What is being asked =
Could each entry below be written out exactly, with every picture dropped?

(Records Opens)

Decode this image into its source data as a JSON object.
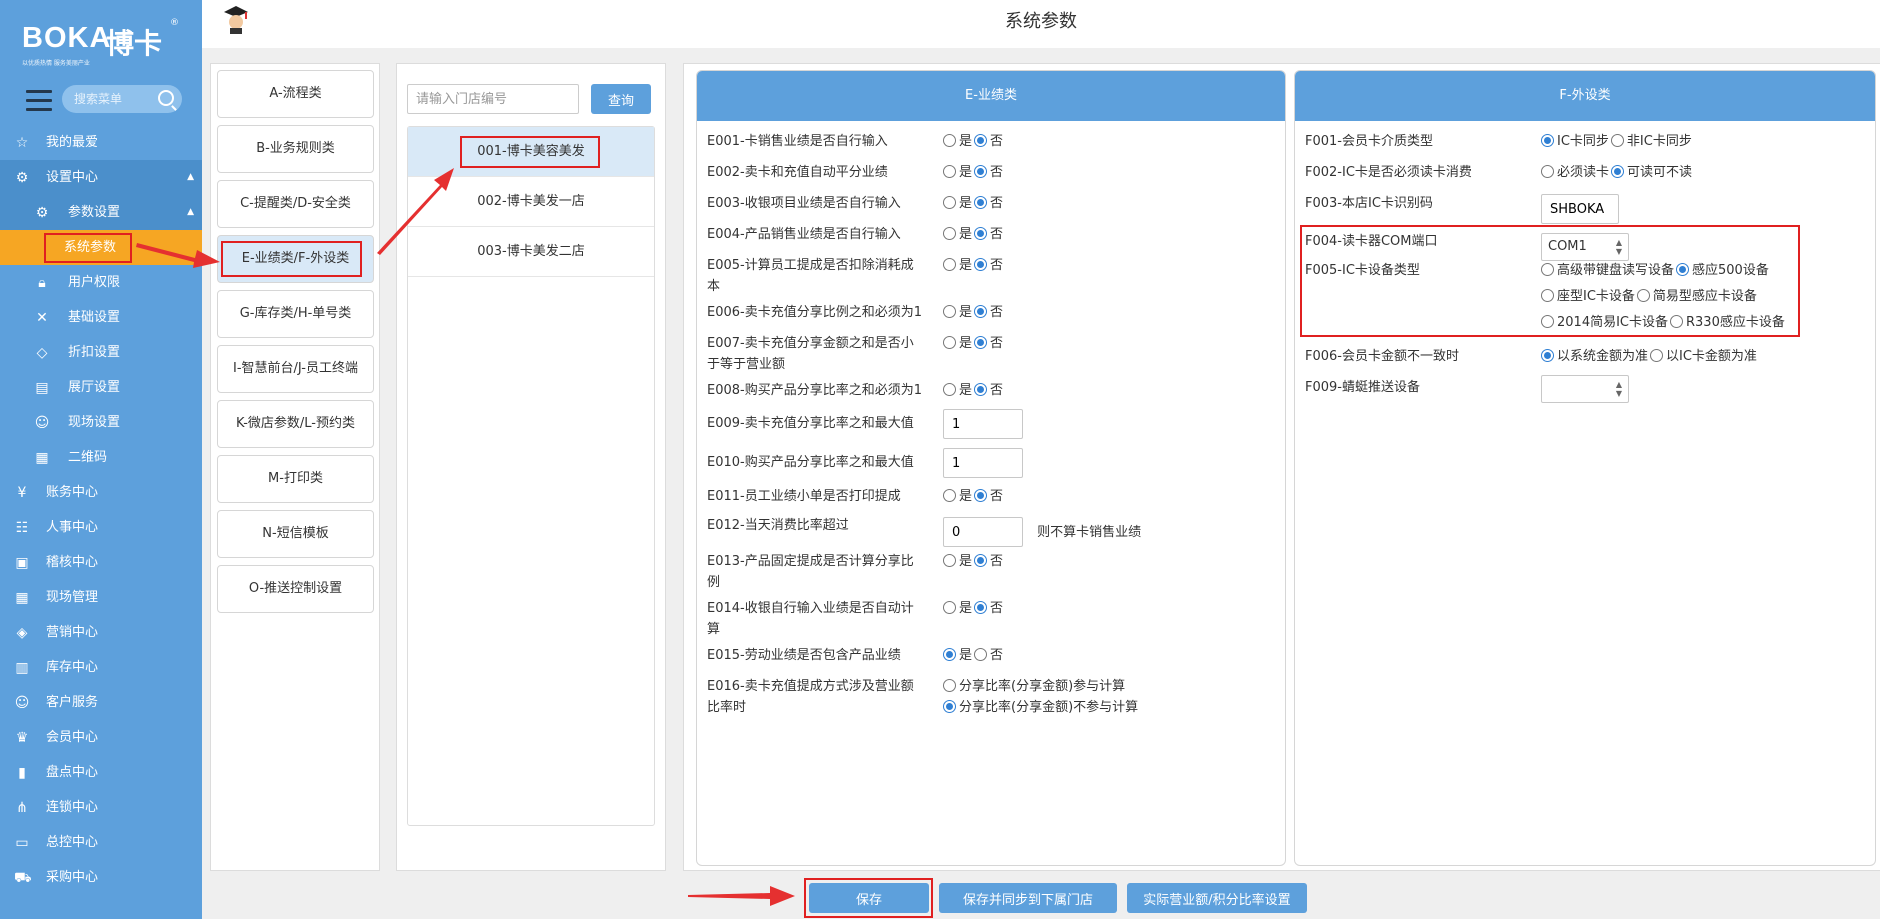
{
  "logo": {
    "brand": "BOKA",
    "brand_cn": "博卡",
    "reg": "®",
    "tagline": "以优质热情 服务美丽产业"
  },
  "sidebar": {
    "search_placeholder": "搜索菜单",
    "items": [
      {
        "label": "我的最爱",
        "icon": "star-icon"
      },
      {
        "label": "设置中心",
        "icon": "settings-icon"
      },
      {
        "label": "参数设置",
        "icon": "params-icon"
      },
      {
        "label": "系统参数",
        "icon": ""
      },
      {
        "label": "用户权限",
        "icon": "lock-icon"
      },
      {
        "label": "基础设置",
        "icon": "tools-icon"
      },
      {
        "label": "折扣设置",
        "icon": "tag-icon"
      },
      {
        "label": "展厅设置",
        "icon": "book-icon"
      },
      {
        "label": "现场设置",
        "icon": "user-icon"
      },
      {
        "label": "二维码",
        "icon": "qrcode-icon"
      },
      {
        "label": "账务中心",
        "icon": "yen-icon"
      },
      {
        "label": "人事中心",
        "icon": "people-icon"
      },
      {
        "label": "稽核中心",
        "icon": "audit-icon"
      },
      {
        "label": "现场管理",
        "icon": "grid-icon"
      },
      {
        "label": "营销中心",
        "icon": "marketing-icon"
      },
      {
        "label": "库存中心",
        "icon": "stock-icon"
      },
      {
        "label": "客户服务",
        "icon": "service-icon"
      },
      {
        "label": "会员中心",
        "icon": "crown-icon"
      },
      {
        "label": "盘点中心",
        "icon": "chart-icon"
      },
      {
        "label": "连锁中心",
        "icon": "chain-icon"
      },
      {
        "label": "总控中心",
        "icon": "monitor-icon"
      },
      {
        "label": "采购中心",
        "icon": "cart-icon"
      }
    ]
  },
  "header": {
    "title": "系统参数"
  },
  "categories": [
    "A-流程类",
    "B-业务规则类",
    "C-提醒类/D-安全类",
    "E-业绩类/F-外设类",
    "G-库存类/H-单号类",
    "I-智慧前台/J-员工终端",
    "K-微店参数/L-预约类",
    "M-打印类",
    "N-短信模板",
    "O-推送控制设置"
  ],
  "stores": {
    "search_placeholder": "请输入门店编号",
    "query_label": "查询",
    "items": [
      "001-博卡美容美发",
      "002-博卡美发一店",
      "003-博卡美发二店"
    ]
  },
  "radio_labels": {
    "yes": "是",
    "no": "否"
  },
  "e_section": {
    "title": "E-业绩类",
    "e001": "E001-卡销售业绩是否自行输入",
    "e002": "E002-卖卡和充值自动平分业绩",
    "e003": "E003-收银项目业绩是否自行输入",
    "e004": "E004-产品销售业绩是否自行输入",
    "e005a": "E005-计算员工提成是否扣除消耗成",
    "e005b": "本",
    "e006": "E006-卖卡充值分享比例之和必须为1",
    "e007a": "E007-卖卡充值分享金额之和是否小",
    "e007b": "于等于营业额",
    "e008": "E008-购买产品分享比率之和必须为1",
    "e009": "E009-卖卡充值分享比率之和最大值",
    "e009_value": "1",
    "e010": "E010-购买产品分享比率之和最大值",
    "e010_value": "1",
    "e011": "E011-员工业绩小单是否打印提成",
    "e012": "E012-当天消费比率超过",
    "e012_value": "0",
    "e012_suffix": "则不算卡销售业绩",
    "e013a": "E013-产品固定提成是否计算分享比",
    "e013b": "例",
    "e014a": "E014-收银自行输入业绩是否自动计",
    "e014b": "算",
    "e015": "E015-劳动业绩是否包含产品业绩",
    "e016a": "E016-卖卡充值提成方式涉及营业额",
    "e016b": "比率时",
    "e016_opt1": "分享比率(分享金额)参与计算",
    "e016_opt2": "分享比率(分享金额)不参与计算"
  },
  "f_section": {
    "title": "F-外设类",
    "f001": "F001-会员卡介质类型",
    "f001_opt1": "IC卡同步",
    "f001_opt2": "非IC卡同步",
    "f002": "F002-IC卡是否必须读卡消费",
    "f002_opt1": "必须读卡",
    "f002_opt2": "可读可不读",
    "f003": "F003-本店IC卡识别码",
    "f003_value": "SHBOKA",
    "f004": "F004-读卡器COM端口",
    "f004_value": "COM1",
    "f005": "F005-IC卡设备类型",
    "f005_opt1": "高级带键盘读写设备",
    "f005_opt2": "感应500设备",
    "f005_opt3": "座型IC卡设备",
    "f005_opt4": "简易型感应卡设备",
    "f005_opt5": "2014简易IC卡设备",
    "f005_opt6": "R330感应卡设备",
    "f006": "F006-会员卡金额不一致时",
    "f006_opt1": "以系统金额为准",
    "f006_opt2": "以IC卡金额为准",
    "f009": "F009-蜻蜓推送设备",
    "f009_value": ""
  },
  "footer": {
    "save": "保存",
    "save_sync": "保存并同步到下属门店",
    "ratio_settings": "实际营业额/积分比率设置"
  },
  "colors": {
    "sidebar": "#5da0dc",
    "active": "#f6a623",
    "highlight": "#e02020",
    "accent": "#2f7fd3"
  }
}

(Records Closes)

Answer to this task =
Decode this image into its source data as a JSON object.
{
  "logo": {
    "brand": "BOKA",
    "brand_cn": "博卡",
    "reg": "®",
    "tagline": "以优质热情 服务美丽产业"
  },
  "sidebar": {
    "search_placeholder": "搜索菜单",
    "items": [
      {
        "label": "我的最爱",
        "icon": "star-icon"
      },
      {
        "label": "设置中心",
        "icon": "settings-icon"
      },
      {
        "label": "参数设置",
        "icon": "params-icon"
      },
      {
        "label": "系统参数",
        "icon": ""
      },
      {
        "label": "用户权限",
        "icon": "lock-icon"
      },
      {
        "label": "基础设置",
        "icon": "tools-icon"
      },
      {
        "label": "折扣设置",
        "icon": "tag-icon"
      },
      {
        "label": "展厅设置",
        "icon": "book-icon"
      },
      {
        "label": "现场设置",
        "icon": "user-icon"
      },
      {
        "label": "二维码",
        "icon": "qrcode-icon"
      },
      {
        "label": "账务中心",
        "icon": "yen-icon"
      },
      {
        "label": "人事中心",
        "icon": "people-icon"
      },
      {
        "label": "稽核中心",
        "icon": "audit-icon"
      },
      {
        "label": "现场管理",
        "icon": "grid-icon"
      },
      {
        "label": "营销中心",
        "icon": "marketing-icon"
      },
      {
        "label": "库存中心",
        "icon": "stock-icon"
      },
      {
        "label": "客户服务",
        "icon": "service-icon"
      },
      {
        "label": "会员中心",
        "icon": "crown-icon"
      },
      {
        "label": "盘点中心",
        "icon": "chart-icon"
      },
      {
        "label": "连锁中心",
        "icon": "chain-icon"
      },
      {
        "label": "总控中心",
        "icon": "monitor-icon"
      },
      {
        "label": "采购中心",
        "icon": "cart-icon"
      }
    ]
  },
  "header": {
    "title": "系统参数"
  },
  "categories": [
    "A-流程类",
    "B-业务规则类",
    "C-提醒类/D-安全类",
    "E-业绩类/F-外设类",
    "G-库存类/H-单号类",
    "I-智慧前台/J-员工终端",
    "K-微店参数/L-预约类",
    "M-打印类",
    "N-短信模板",
    "O-推送控制设置"
  ],
  "stores": {
    "search_placeholder": "请输入门店编号",
    "query_label": "查询",
    "items": [
      "001-博卡美容美发",
      "002-博卡美发一店",
      "003-博卡美发二店"
    ]
  },
  "radio_labels": {
    "yes": "是",
    "no": "否"
  },
  "e_section": {
    "title": "E-业绩类",
    "e001": "E001-卡销售业绩是否自行输入",
    "e002": "E002-卖卡和充值自动平分业绩",
    "e003": "E003-收银项目业绩是否自行输入",
    "e004": "E004-产品销售业绩是否自行输入",
    "e005a": "E005-计算员工提成是否扣除消耗成",
    "e005b": "本",
    "e006": "E006-卖卡充值分享比例之和必须为1",
    "e007a": "E007-卖卡充值分享金额之和是否小",
    "e007b": "于等于营业额",
    "e008": "E008-购买产品分享比率之和必须为1",
    "e009": "E009-卖卡充值分享比率之和最大值",
    "e009_value": "1",
    "e010": "E010-购买产品分享比率之和最大值",
    "e010_value": "1",
    "e011": "E011-员工业绩小单是否打印提成",
    "e012": "E012-当天消费比率超过",
    "e012_value": "0",
    "e012_suffix": "则不算卡销售业绩",
    "e013a": "E013-产品固定提成是否计算分享比",
    "e013b": "例",
    "e014a": "E014-收银自行输入业绩是否自动计",
    "e014b": "算",
    "e015": "E015-劳动业绩是否包含产品业绩",
    "e016a": "E016-卖卡充值提成方式涉及营业额",
    "e016b": "比率时",
    "e016_opt1": "分享比率(分享金额)参与计算",
    "e016_opt2": "分享比率(分享金额)不参与计算"
  },
  "f_section": {
    "title": "F-外设类",
    "f001": "F001-会员卡介质类型",
    "f001_opt1": "IC卡同步",
    "f001_opt2": "非IC卡同步",
    "f002": "F002-IC卡是否必须读卡消费",
    "f002_opt1": "必须读卡",
    "f002_opt2": "可读可不读",
    "f003": "F003-本店IC卡识别码",
    "f003_value": "SHBOKA",
    "f004": "F004-读卡器COM端口",
    "f004_value": "COM1",
    "f005": "F005-IC卡设备类型",
    "f005_opt1": "高级带键盘读写设备",
    "f005_opt2": "感应500设备",
    "f005_opt3": "座型IC卡设备",
    "f005_opt4": "简易型感应卡设备",
    "f005_opt5": "2014简易IC卡设备",
    "f005_opt6": "R330感应卡设备",
    "f006": "F006-会员卡金额不一致时",
    "f006_opt1": "以系统金额为准",
    "f006_opt2": "以IC卡金额为准",
    "f009": "F009-蜻蜓推送设备",
    "f009_value": ""
  },
  "footer": {
    "save": "保存",
    "save_sync": "保存并同步到下属门店",
    "ratio_settings": "实际营业额/积分比率设置"
  },
  "colors": {
    "sidebar": "#5da0dc",
    "active": "#f6a623",
    "highlight": "#e02020",
    "accent": "#2f7fd3"
  }
}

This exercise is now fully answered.